___ SOURCE DATA

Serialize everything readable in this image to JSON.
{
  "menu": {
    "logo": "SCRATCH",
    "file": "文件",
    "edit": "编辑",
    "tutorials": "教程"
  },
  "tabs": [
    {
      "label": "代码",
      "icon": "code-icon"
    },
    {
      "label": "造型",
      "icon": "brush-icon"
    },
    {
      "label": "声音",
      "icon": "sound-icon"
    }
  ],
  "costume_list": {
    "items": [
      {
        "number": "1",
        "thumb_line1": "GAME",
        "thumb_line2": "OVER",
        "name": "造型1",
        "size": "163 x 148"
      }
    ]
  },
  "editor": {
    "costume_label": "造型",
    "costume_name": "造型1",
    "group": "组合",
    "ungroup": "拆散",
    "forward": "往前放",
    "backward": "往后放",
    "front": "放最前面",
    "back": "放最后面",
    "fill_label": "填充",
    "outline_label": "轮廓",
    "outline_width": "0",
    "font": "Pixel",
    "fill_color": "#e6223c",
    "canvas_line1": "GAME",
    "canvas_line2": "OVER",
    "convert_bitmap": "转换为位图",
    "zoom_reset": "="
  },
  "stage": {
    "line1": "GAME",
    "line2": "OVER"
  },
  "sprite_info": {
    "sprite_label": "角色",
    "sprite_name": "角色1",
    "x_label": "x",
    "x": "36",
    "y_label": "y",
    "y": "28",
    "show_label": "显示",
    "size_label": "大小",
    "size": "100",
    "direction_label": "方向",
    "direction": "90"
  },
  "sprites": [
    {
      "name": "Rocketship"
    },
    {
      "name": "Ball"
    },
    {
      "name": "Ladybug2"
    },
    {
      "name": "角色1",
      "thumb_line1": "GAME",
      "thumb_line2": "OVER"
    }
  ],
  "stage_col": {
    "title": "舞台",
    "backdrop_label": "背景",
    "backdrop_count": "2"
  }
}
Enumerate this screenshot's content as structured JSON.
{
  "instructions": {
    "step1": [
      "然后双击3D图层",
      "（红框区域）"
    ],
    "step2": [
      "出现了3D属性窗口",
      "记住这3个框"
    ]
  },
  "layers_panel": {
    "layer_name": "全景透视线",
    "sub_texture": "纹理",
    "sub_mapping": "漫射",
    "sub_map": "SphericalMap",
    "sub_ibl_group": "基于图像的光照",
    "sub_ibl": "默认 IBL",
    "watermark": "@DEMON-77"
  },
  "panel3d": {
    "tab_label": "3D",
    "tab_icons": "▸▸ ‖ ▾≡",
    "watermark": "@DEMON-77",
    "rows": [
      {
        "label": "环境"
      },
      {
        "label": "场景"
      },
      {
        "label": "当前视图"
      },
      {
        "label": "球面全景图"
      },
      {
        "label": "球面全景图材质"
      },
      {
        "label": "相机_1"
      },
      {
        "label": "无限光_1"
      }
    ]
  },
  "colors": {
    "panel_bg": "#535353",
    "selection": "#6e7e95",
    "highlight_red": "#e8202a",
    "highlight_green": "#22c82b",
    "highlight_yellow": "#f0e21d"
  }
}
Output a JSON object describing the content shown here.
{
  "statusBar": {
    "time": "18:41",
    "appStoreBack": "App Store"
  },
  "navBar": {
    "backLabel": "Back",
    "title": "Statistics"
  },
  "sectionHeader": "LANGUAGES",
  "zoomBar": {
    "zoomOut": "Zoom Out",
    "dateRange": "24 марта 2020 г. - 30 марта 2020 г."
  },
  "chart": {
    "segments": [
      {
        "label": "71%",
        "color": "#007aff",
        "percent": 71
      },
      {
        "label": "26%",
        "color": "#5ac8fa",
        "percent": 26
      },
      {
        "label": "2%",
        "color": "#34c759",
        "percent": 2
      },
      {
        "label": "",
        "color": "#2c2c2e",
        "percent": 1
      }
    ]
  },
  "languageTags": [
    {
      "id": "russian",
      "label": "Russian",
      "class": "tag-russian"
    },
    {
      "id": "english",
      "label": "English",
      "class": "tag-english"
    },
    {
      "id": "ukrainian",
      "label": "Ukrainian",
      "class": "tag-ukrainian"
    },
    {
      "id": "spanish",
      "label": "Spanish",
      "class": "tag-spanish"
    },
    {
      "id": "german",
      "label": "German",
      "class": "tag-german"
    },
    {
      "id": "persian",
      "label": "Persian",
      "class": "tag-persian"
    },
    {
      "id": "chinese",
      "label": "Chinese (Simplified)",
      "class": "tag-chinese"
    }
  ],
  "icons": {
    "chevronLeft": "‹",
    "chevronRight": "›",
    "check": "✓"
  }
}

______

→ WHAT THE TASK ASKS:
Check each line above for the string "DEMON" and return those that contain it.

→ SOLUTION TO THE EXERCISE:
    "watermark": "@DEMON-77"
    "watermark": "@DEMON-77",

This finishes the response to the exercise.